With a reshuffled roster featuring a host of newcomers, a looming cloud of dread hovered over the start of the season. Where OKC was once a staple of primetime NBA scheduling, they had been cast off, no longer viewed as a glamour squad. Many outsiders believed that the team was full of guys who wouldn’t be on the team come the trade deadline. Vegas had set the over/under win total at around 31.5 wins, so outside expectations were not so great for the team. Fans had been bracing for the start of a lengthy rebuild, or as Presti had termed it “repositioning and replenishing.”
But as fate would have it, the Thunder once again far exceeded expectations.
With a 33-22 record at the All-Star Break, the Thunder are currently the 6th seed in the Western Conference, sitting 1.5 games back from the 5th seed, and 3.5 games out of 4th seed. If, before the season, someone had predicted that the Thunder would be making the playoffs this year, it would have been laughed off as ridiculous. To say that they’d be not only firmly in the playoffs, but within striking distance of a homecourt seed at this juncture, you would have been labeled insane. But here we are, having the time of our lives watching this merry band march along.
There is just something wholesome, endearing, and captivating about this current Thunder squad. They may not have the peak superstar powers of previous teams, but this team does have several things of which we never dreamed. Gone are the days of predictable offense and “your turn, my turn” ball-watching from the superstars. Here today is the ball moving on a string, a team with an amazing bond, an ironclad confidence to never surrender in close games, and a pick-your-poison offense. On any given night, five players can score in double figures, or one player can score thirty.
It’s clear from watching the team both on and off the court, that they have a “Three Musketeers” persona, an all-for-one, one-for-all creed. (This is by no means an indictment of previous teams; this team, in particular just feels different.)
With the season just a little over half-way complete, the whole story has yet to be written. Presti’s decision to let this squad play it out for the remainder of the season ensures that there will be no what ifs.
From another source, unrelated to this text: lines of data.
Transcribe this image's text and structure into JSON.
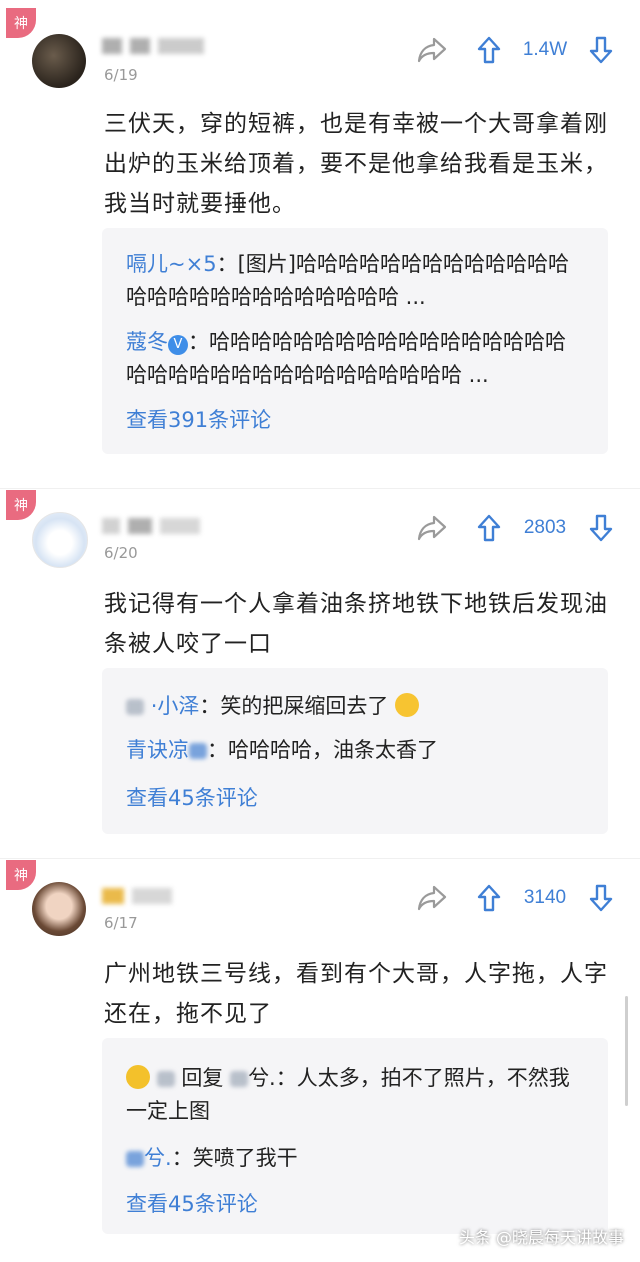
{
  "comments": [
    {
      "badge": "神",
      "date": "6/19",
      "votes": "1.4W",
      "text": "三伏天，穿的短裤，也是有幸被一个大哥拿着刚出炉的玉米给顶着，要不是他拿给我看是玉米，我当时就要捶他。",
      "replies": [
        {
          "nick": "嗝儿~×5",
          "sep": "：",
          "text": "[图片]哈哈哈哈哈哈哈哈哈哈哈哈哈哈哈哈哈哈哈哈哈哈哈哈哈哈 ..."
        },
        {
          "nick": "蔻冬",
          "verified": "V",
          "sep": "：",
          "text": "哈哈哈哈哈哈哈哈哈哈哈哈哈哈哈哈哈哈哈哈哈哈哈哈哈哈哈哈哈哈哈哈哈 ..."
        }
      ],
      "more": "查看391条评论"
    },
    {
      "badge": "神",
      "date": "6/20",
      "votes": "2803",
      "text": "我记得有一个人拿着油条挤地铁下地铁后发现油条被人咬了一口",
      "replies": [
        {
          "nick": "·小泽",
          "sep": "：",
          "text": "笑的把屎缩回去了"
        },
        {
          "nick": "青诀凉",
          "sep": "：",
          "text": "哈哈哈哈，油条太香了"
        }
      ],
      "more": "查看45条评论"
    },
    {
      "badge": "神",
      "date": "6/17",
      "votes": "3140",
      "text": "广州地铁三号线，看到有个大哥，人字拖，人字还在，拖不见了",
      "replies": [
        {
          "reply_word": "回复",
          "nick2": "兮.",
          "sep": "：",
          "text": "人太多，拍不了照片，不然我一定上图"
        },
        {
          "nick": "兮.",
          "sep": "：",
          "text": "笑喷了我干"
        }
      ],
      "more": "查看45条评论"
    }
  ],
  "watermark": "头条 @晓晨每天讲故事",
  "colors": {
    "accent": "#3f7fd5",
    "badge": "#e96b80",
    "reply_bg": "#f5f5f7"
  }
}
It has truly been a pleasure watching Paul lead the team, mentoring Gilgeous-Alexander and the younger players. Other joyful sights: SGA taking a leap and flashing his superstar potential, Gallinari providing instant offense, Schröder taking over games as OKC looks to add him to its collection of Sixth Man of the Year winners, Adams providing toughness and reliability, Nerlens Noel as a stabilizing presence off the bench, and Lu Dort becoming a cult hero as an undrafted two-way player.
The book has yet to be fully written on this team, and I eagerly await the possibilities. We asked fans to tell us why they found this iteration of the Thunder special:
Quite the ride
Oklahoma City has been truly blessed with incredible basketball since its inception in 2008. We’ve been to the NBA Finals, four Western Conference Finals, had two MVPs, eleven straight years with a roster featuring an All Star, and had six Hall of Fame players suit up for the Thunder (Durant, Westbrook, Harden, George, Carmelo Anthony, and Paul.
With the present fun and full of promise, the future looks even brighter. SGA is poised to become the face of the franchise, an heir apparent superstar and icon to go along with a ludicrous number of draft assets acquired by Presti. OKC is set up beautifully to continue its successful NBA adventure.